To be able to talk about feelings, especially difficult ones, requires some practice and a trust in one’s ability to do so. Unfortunately, most people have not developed trust in their ability to articulate their feelings. They had little practice with or guidance from their parents and other adults in this important area of development. Some even were told by their parents that expressing anger or other uncomfortable emotions was wrong.

Three of the most uncomfortable feelings are sadness, fear, and anger. Personal loss and failure can arouse these feelings. We are taught at a young age, for instance, to fear making mistakes. Then when we fail to live up to or achieve standards we have set for ourselves, we feel ashamed. We close ourselves off not only from those before whom we feel shame, but also from our own feelings. Even as children, we have all sorts of unconscious drives, the emotional force of which can confuse us. Yet no one helped us identify and talk about these feelings when we were young. These and many other reasons tend to keep us on guard.

Life would be so much easier—both personally and interpersonally—if we were more trusting and open emotionally, and knew how to communicate inwardly and to others about how we feel. Just because an emotion carries with it feelings of threat and foreboding from your past does not mean talking about that feeling has to be threatening, frightening, or otherwise difficult. To learn to speak about your feelings after you have not been able to do so can feel like being released from prison. It is well worth the effort, and even risk, that accompanies all constructive growth and learning. Parents who are frightened of their own feelings can undertake this for themselves. Moreover, if you want your child to grow up free to express his or her feelings, you can take an active role in teaching this vital skill. You can do this even if you are uncomfortable expressing your own feelings.

You can begin by playing a zoo game with your child. For example, you can sit down on the floor with your child, age two to six, and a collection of plastic or rubber animals. (If animal toys are not available, the same game can be played with stuffed dolls.) You can hold up a baby giraffe and a big lion, and say, “I’m scared of the big lion.” Or if you have a monkey, you can make another animal take its banana away, and have the monkey say, “I’m angry! You took my banana!”

Then you can give your child a chance to practice, as well. You can guide the child: “Can you make your monkey angry?” Or “What will make your lion sad?”

As you and your child continue to practice, you can ask, “I wonder how the little monkey felt when the mommy monkey left?” Or “I wonder how big brother elephant feels when mommy elephant pays so much attention to little sister?”

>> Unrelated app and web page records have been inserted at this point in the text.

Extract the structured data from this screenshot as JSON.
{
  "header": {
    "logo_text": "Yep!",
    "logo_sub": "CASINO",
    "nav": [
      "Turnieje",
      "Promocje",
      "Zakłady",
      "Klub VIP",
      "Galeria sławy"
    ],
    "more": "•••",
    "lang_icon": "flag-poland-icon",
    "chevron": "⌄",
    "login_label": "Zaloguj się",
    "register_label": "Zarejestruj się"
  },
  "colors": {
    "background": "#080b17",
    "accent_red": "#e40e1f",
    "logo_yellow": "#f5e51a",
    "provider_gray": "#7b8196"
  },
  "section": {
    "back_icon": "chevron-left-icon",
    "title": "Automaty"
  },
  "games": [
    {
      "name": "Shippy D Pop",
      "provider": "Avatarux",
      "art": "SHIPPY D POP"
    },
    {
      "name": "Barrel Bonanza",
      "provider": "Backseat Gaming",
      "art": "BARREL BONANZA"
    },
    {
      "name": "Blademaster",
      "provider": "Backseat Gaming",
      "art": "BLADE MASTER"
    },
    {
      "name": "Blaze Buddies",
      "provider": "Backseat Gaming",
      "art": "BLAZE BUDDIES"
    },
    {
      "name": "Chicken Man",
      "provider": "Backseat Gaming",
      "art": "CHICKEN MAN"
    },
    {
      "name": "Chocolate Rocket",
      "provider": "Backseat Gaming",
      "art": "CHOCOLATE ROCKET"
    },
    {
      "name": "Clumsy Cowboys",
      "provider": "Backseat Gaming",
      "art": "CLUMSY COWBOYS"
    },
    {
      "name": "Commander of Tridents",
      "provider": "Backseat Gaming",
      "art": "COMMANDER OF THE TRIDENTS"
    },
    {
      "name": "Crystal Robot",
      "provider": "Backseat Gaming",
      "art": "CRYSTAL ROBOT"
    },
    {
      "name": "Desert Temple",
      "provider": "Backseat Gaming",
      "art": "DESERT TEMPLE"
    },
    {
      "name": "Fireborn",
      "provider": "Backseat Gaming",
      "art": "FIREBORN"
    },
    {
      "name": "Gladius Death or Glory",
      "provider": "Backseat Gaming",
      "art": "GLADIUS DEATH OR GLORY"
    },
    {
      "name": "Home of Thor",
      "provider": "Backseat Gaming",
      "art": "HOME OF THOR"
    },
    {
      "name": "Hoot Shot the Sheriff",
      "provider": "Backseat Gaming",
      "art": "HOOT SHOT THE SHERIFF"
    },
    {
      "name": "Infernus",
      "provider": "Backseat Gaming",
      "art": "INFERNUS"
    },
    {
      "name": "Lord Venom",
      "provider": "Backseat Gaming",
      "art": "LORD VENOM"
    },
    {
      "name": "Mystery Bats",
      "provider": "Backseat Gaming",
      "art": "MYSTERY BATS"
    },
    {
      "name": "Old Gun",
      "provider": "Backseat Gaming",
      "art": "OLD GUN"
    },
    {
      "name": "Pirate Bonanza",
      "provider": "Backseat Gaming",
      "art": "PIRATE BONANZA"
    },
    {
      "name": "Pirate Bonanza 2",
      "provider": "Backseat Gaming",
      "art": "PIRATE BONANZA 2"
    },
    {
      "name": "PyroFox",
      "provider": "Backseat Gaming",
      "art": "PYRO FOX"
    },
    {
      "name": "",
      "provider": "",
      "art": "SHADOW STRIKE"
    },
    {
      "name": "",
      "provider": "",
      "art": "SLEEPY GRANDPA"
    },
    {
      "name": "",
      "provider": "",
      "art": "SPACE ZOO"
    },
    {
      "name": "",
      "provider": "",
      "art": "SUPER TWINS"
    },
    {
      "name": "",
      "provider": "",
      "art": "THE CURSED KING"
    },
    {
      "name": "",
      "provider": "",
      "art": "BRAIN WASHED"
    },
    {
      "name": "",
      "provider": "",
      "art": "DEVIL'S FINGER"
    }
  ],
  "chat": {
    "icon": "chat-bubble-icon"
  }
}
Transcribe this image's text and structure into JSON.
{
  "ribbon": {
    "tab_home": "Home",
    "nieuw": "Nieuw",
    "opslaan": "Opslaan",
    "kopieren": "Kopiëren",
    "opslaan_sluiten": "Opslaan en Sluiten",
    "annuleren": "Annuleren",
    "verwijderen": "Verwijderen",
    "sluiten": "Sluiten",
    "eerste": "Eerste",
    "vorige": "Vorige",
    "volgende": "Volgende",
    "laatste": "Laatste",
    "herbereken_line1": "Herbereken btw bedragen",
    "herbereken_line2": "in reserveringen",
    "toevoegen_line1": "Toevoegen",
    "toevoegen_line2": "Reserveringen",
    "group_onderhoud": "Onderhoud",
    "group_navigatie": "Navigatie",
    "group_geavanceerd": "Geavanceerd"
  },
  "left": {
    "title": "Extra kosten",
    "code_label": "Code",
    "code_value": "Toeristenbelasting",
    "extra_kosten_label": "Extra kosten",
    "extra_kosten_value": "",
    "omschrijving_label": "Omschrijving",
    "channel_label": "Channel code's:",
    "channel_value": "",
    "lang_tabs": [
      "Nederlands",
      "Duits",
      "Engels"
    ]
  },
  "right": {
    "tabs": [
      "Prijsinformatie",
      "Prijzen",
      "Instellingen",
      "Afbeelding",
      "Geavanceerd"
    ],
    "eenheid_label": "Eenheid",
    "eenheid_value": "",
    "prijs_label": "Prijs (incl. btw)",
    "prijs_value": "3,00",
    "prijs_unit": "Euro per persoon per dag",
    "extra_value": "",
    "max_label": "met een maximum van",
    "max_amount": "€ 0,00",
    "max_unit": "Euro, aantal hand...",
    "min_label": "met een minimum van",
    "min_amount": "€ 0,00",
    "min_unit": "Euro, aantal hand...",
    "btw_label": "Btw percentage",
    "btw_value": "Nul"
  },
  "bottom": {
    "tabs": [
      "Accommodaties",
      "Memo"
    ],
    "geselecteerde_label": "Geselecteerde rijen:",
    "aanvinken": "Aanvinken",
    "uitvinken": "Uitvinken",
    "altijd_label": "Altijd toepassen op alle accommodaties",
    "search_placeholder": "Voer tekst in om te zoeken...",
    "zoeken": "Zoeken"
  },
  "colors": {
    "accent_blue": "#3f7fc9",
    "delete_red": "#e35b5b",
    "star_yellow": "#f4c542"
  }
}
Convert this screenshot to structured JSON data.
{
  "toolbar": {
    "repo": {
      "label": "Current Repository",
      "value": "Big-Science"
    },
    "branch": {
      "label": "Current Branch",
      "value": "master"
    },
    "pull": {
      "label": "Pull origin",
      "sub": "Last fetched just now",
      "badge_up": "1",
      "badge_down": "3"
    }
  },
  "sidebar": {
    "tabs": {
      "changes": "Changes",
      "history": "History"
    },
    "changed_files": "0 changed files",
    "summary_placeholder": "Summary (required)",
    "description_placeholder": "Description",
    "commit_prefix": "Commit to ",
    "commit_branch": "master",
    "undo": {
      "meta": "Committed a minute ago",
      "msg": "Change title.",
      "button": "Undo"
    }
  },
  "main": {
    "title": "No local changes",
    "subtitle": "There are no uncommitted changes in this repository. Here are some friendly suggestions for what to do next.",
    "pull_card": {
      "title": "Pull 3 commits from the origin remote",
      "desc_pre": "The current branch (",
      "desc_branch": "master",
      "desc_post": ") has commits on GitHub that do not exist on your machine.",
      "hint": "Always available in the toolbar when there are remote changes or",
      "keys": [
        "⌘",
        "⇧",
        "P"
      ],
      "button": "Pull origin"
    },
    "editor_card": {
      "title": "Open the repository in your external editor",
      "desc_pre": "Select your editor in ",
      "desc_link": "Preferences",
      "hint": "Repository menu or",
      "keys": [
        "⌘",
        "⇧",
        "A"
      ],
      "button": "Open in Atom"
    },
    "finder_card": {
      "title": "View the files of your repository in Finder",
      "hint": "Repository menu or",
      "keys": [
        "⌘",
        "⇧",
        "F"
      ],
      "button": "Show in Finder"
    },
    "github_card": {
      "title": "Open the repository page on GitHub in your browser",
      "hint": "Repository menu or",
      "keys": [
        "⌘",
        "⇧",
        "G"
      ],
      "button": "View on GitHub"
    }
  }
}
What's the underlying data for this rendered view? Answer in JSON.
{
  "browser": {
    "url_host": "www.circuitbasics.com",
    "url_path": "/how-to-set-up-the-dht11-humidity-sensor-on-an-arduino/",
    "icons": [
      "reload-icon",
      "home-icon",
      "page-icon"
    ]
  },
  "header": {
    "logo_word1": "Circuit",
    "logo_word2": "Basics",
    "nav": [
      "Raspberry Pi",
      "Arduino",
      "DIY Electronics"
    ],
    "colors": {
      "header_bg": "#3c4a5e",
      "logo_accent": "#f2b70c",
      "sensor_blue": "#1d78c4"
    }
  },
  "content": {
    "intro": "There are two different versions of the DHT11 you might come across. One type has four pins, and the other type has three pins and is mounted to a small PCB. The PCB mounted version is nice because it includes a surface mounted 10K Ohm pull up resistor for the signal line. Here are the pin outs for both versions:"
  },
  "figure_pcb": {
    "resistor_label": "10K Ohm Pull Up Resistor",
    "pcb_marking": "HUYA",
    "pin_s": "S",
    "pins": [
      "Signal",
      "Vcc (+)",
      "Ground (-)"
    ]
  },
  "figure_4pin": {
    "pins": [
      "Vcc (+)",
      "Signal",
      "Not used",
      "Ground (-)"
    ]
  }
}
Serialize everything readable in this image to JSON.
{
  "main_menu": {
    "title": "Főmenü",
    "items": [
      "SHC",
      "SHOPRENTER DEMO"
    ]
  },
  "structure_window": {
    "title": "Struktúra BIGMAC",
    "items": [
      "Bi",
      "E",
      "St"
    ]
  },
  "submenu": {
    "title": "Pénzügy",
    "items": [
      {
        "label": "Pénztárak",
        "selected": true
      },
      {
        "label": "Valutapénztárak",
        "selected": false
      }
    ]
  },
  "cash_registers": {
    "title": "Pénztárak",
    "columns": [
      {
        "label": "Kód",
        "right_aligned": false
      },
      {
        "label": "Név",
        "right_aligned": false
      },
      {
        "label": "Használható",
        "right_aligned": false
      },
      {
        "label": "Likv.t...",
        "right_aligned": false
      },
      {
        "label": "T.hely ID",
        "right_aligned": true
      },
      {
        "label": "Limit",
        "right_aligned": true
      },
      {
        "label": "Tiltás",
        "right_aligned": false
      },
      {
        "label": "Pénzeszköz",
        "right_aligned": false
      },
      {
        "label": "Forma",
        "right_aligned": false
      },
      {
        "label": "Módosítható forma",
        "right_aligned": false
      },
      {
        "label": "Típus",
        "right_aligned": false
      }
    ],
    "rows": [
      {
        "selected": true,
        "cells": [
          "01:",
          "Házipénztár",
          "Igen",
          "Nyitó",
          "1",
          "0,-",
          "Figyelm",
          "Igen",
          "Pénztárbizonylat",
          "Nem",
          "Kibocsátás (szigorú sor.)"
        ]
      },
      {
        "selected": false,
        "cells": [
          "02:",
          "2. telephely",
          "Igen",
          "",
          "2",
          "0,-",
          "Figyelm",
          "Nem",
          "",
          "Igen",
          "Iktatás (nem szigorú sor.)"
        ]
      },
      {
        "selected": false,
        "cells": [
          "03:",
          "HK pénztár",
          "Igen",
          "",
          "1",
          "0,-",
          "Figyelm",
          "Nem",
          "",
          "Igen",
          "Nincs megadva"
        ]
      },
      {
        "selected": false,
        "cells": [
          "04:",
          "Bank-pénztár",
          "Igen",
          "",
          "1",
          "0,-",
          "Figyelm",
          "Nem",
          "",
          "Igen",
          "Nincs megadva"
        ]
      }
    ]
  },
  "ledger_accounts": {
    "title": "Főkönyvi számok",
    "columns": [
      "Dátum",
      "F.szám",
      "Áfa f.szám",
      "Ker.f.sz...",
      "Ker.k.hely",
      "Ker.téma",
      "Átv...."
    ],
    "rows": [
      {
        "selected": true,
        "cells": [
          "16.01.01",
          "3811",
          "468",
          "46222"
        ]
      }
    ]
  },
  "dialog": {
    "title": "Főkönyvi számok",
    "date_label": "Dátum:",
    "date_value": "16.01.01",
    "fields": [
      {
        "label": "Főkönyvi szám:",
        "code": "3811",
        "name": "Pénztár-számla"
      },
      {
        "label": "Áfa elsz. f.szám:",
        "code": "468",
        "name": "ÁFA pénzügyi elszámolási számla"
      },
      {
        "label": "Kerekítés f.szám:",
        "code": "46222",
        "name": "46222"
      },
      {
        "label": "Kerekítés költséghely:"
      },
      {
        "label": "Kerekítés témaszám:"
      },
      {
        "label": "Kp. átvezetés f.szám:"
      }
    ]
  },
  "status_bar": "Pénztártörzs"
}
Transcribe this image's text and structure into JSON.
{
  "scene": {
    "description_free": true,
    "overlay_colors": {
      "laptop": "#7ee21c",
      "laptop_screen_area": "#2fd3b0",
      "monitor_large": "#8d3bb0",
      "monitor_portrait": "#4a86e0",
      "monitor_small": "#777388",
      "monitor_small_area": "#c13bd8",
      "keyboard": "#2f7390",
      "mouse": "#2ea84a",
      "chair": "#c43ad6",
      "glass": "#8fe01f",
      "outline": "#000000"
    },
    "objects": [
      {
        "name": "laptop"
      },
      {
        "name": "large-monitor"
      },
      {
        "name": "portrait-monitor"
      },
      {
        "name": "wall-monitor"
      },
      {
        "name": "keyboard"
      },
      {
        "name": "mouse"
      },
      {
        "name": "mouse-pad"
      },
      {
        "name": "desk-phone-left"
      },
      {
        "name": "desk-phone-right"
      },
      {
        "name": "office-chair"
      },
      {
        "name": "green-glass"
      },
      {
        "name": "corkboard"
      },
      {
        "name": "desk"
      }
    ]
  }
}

If, as a parent, you show empathy for the youngest of the animals in your play, your young child will sense your empathy for him or her. You then can ask, “I wonder if you ever feel that way?”

These kinds of games are helpful for addressing the uncomfortable feelings and conflicts experienced by many young children. These conflicts distress parents and other family members, as well as the young child. The vital first step for parents wishing to solve such problems is to find their cause(s). Then you can work with your child to reduce or eliminate those causes.

You as a parent can practice voicing feelings you may not have been able to speak about comfortably all your life. And at the same time, you can show your child how to verbalize feelings constructively, without acting out in ways that could hurt him or her, or others. You can continue this dialogue about feelings as your child develops into adolescence. In this way, he or she will know that it is safe to come to you, no matter what has happened. Role play scenarios such as the ones described here are the first important steps to keep your child out of the prison you may have been in most of your life—that is, until your child gave you the keys to your freedom.

Peter Ernest Haiman, Ph.D. Copyright ©